Inspired by the late poet Angela Boyce, Klam will be the first to tell you that "it isn't just jackassery that we're doing. We also have the poetry part of the show where we're reading or performing our pieces, which are often about what Angela Boyce calls healing-about doing what's good, and healing the earth, and getting stuff out. We don't just blow shit up and get crazy for the sake of shock value. Chaos is definitely a part of it, but it's the chaos that sucks people in and makes people want to come and find out what happens next. We get them interested and excited, and then say something poignant and educational. We share the words or ideas of one of the minds that the mass media is not going to pick up and put out there, like [Noam] Chomsky or [Howard] Zinn."
Klam wants his audience to take home the ideas and messages woven among the bedlam, so he sometimes uses these gimmicks to help the audience-turned-rumpus-room remember and at least begin thinking differntly. But when the smoke clears and the chaos settles to a manageable ruckus, Klam ultimately has one overall message: "Change your paradigms. Change your thinking. Change your life."
On Wednesday, Nov. 16, at 6:30 p.m., Michael Klam will host Poetry and Art, featuring L.A. Poet Larry Jaffe, filmmaker Giovanna Chesler, and Xdrop dancer Lily Cattaneo at the Museum of the Living Artist, 1439 El Prado, Balboa Park. 619-236-0011. Also, Klam co-hosts the San Diego Poetry Slam every second and fourth Monday of each month at Voz Alta, 1544 Broadway, Downtown.
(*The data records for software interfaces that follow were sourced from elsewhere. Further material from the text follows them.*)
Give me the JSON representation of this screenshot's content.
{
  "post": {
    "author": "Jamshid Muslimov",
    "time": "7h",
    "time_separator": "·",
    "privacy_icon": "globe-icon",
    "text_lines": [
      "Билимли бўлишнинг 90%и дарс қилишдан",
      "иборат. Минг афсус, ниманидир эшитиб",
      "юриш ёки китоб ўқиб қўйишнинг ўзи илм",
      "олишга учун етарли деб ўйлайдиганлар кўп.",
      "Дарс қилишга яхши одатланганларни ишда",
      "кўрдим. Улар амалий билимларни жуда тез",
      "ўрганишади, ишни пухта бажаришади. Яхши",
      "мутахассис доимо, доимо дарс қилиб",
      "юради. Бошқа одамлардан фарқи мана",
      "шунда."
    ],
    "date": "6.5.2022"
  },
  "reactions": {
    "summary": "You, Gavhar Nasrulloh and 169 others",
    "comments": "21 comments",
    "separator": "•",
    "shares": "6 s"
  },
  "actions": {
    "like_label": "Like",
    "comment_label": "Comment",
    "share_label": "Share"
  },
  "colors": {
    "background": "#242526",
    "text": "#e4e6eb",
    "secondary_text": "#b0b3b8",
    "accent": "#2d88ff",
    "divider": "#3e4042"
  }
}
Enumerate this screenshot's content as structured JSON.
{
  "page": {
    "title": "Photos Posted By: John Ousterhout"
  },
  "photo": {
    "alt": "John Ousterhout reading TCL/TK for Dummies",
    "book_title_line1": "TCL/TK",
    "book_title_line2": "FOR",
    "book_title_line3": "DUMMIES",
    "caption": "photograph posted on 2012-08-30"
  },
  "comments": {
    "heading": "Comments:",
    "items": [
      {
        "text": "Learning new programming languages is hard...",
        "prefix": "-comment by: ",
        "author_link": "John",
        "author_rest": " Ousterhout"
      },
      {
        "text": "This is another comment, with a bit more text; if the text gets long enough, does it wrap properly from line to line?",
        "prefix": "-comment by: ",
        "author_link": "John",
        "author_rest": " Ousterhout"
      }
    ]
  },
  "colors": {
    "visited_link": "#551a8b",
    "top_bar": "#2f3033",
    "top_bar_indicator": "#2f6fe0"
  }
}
For more information about the San Diego poetry scene, visit www.poetix.net
Poetry by Michael Klam
They shaved his head
maybe his mother did it
almost to the scalp
and his coco is imperfect
dented like handled clay
like a battered meteor
in somebody else's universe
and he is ugly and pretty
a fine piece of glass
on a bony neck
his seven-year-old skull
receives my hands
I rub it like Buddha's belly
José smiles up at me
as if I were sunshine
so I rub it again
and wish happiness on his flawless head
The light was revealed to him
first thing in the morning
so He pulled the covers over his head
and slept until two
regardless of his salvation.